Politicians Lost Their Shit Over Daryl Braithwaite's Performance Of 'The Horses' At Parliament

30 March 2017 | 9:51 am | Staff Writer

And it was awesome.

More Montaigne More Montaigne

Some of Australia's finest acts have united to perform at Parliament House in Canberra this week in response to the Federal Government potentially making changes to the country's copyright laws.

As NT News reports, Montaigne, Daryl Braithwaite, Megan Washington, Kav Temperley, Diesel and Ross Wilson played at the Parliamentary Friends of Australian Music event, organised by APRA, ARIA and the PPCA, on Wednesday night in a bid to push politicians away from the proposed changes.

Changes to the laws could affect musicians' ability to be paid fairly for their content, as there are calls to widen safe harbour provisions (which currently protects internet service providers from being liable if a customer uploads a musician's song to their services).

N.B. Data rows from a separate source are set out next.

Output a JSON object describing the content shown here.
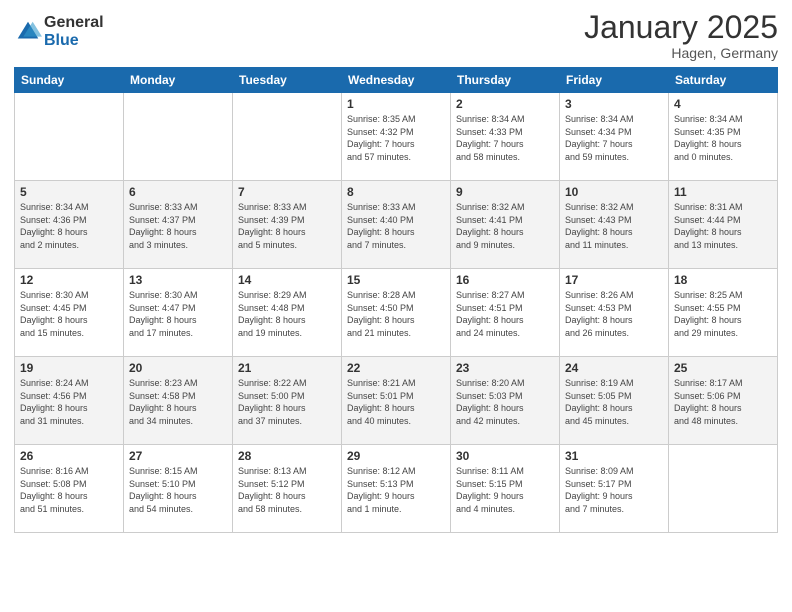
{
  "logo": {
    "general": "General",
    "blue": "Blue"
  },
  "title": "January 2025",
  "location": "Hagen, Germany",
  "days_of_week": [
    "Sunday",
    "Monday",
    "Tuesday",
    "Wednesday",
    "Thursday",
    "Friday",
    "Saturday"
  ],
  "weeks": [
    [
      {
        "day": "",
        "info": ""
      },
      {
        "day": "",
        "info": ""
      },
      {
        "day": "",
        "info": ""
      },
      {
        "day": "1",
        "info": "Sunrise: 8:35 AM\nSunset: 4:32 PM\nDaylight: 7 hours\nand 57 minutes."
      },
      {
        "day": "2",
        "info": "Sunrise: 8:34 AM\nSunset: 4:33 PM\nDaylight: 7 hours\nand 58 minutes."
      },
      {
        "day": "3",
        "info": "Sunrise: 8:34 AM\nSunset: 4:34 PM\nDaylight: 7 hours\nand 59 minutes."
      },
      {
        "day": "4",
        "info": "Sunrise: 8:34 AM\nSunset: 4:35 PM\nDaylight: 8 hours\nand 0 minutes."
      }
    ],
    [
      {
        "day": "5",
        "info": "Sunrise: 8:34 AM\nSunset: 4:36 PM\nDaylight: 8 hours\nand 2 minutes."
      },
      {
        "day": "6",
        "info": "Sunrise: 8:33 AM\nSunset: 4:37 PM\nDaylight: 8 hours\nand 3 minutes."
      },
      {
        "day": "7",
        "info": "Sunrise: 8:33 AM\nSunset: 4:39 PM\nDaylight: 8 hours\nand 5 minutes."
      },
      {
        "day": "8",
        "info": "Sunrise: 8:33 AM\nSunset: 4:40 PM\nDaylight: 8 hours\nand 7 minutes."
      },
      {
        "day": "9",
        "info": "Sunrise: 8:32 AM\nSunset: 4:41 PM\nDaylight: 8 hours\nand 9 minutes."
      },
      {
        "day": "10",
        "info": "Sunrise: 8:32 AM\nSunset: 4:43 PM\nDaylight: 8 hours\nand 11 minutes."
      },
      {
        "day": "11",
        "info": "Sunrise: 8:31 AM\nSunset: 4:44 PM\nDaylight: 8 hours\nand 13 minutes."
      }
    ],
    [
      {
        "day": "12",
        "info": "Sunrise: 8:30 AM\nSunset: 4:45 PM\nDaylight: 8 hours\nand 15 minutes."
      },
      {
        "day": "13",
        "info": "Sunrise: 8:30 AM\nSunset: 4:47 PM\nDaylight: 8 hours\nand 17 minutes."
      },
      {
        "day": "14",
        "info": "Sunrise: 8:29 AM\nSunset: 4:48 PM\nDaylight: 8 hours\nand 19 minutes."
      },
      {
        "day": "15",
        "info": "Sunrise: 8:28 AM\nSunset: 4:50 PM\nDaylight: 8 hours\nand 21 minutes."
      },
      {
        "day": "16",
        "info": "Sunrise: 8:27 AM\nSunset: 4:51 PM\nDaylight: 8 hours\nand 24 minutes."
      },
      {
        "day": "17",
        "info": "Sunrise: 8:26 AM\nSunset: 4:53 PM\nDaylight: 8 hours\nand 26 minutes."
      },
      {
        "day": "18",
        "info": "Sunrise: 8:25 AM\nSunset: 4:55 PM\nDaylight: 8 hours\nand 29 minutes."
      }
    ],
    [
      {
        "day": "19",
        "info": "Sunrise: 8:24 AM\nSunset: 4:56 PM\nDaylight: 8 hours\nand 31 minutes."
      },
      {
        "day": "20",
        "info": "Sunrise: 8:23 AM\nSunset: 4:58 PM\nDaylight: 8 hours\nand 34 minutes."
      },
      {
        "day": "21",
        "info": "Sunrise: 8:22 AM\nSunset: 5:00 PM\nDaylight: 8 hours\nand 37 minutes."
      },
      {
        "day": "22",
        "info": "Sunrise: 8:21 AM\nSunset: 5:01 PM\nDaylight: 8 hours\nand 40 minutes."
      },
      {
        "day": "23",
        "info": "Sunrise: 8:20 AM\nSunset: 5:03 PM\nDaylight: 8 hours\nand 42 minutes."
      },
      {
        "day": "24",
        "info": "Sunrise: 8:19 AM\nSunset: 5:05 PM\nDaylight: 8 hours\nand 45 minutes."
      },
      {
        "day": "25",
        "info": "Sunrise: 8:17 AM\nSunset: 5:06 PM\nDaylight: 8 hours\nand 48 minutes."
      }
    ],
    [
      {
        "day": "26",
        "info": "Sunrise: 8:16 AM\nSunset: 5:08 PM\nDaylight: 8 hours\nand 51 minutes."
      },
      {
        "day": "27",
        "info": "Sunrise: 8:15 AM\nSunset: 5:10 PM\nDaylight: 8 hours\nand 54 minutes."
      },
      {
        "day": "28",
        "info": "Sunrise: 8:13 AM\nSunset: 5:12 PM\nDaylight: 8 hours\nand 58 minutes."
      },
      {
        "day": "29",
        "info": "Sunrise: 8:12 AM\nSunset: 5:13 PM\nDaylight: 9 hours\nand 1 minute."
      },
      {
        "day": "30",
        "info": "Sunrise: 8:11 AM\nSunset: 5:15 PM\nDaylight: 9 hours\nand 4 minutes."
      },
      {
        "day": "31",
        "info": "Sunrise: 8:09 AM\nSunset: 5:17 PM\nDaylight: 9 hours\nand 7 minutes."
      },
      {
        "day": "",
        "info": ""
      }
    ]
  ]
}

Looking at some of the videos shared online, including Braithwaite's ripping performance of The Horses, they just may have got the message across.

Don't miss a beat with our FREE daily newsletter

"It is detrimental to a musician's livelihood and I am opposed to the proposed changes," Montaigne told NT News.

"We are a small business, I'm registered as a company and the selfish people pushing for these changes want to make as much money as quickly and easily as possible.

"There is a massive economic return for Australia from music and performers and because (music) is fun, perhaps that isn't recognised as much as if it was engineering or medicine."

Washington added that now streaming accounts for the most revenue for sales in Australia, the proposed changes to the laws could seriously damage the music industry. 

"When I started I sold X amount of records and made X amount of money and achieved success on the charts but now that equation is different," the ARIA Award-winning artist said.

"This is why we need people to understand the reason we have to protect our rights and our intellectual property because without those rights, we simply won’t have an arts culture in this country.

"The only thing we will be able to call art will be the stuff that makes money and that is not always the best art."